Exercise goal — Every record, from first to last, should be retyped word for word.

[Information shown Boundary: Start]

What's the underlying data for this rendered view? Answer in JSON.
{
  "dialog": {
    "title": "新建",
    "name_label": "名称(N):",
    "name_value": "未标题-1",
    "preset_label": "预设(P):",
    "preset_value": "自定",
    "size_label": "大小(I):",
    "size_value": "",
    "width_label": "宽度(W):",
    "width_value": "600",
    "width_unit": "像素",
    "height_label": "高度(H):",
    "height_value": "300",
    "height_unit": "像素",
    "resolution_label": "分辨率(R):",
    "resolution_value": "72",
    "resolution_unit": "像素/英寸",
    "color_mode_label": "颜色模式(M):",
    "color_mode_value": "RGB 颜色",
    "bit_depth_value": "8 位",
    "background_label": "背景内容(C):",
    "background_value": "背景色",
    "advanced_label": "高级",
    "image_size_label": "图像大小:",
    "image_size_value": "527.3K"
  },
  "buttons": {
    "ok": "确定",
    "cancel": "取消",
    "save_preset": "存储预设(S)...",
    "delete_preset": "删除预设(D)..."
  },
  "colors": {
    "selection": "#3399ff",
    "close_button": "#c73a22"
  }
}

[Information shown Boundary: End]

Response area —
What's the underlying data for this rendered view? Answer in JSON.
{
  "dialog": {
    "title": "新建",
    "name_label": "名称(N):",
    "name_value": "未标题-1",
    "preset_label": "预设(P):",
    "preset_value": "自定",
    "size_label": "大小(I):",
    "size_value": "",
    "width_label": "宽度(W):",
    "width_value": "600",
    "width_unit": "像素",
    "height_label": "高度(H):",
    "height_value": "300",
    "height_unit": "像素",
    "resolution_label": "分辨率(R):",
    "resolution_value": "72",
    "resolution_unit": "像素/英寸",
    "color_mode_label": "颜色模式(M):",
    "color_mode_value": "RGB 颜色",
    "bit_depth_value": "8 位",
    "background_label": "背景内容(C):",
    "background_value": "背景色",
    "advanced_label": "高级",
    "image_size_label": "图像大小:",
    "image_size_value": "527.3K"
  },
  "buttons": {
    "ok": "确定",
    "cancel": "取消",
    "save_preset": "存储预设(S)...",
    "delete_preset": "删除预设(D)..."
  },
  "colors": {
    "selection": "#3399ff",
    "close_button": "#c73a22"
  }
}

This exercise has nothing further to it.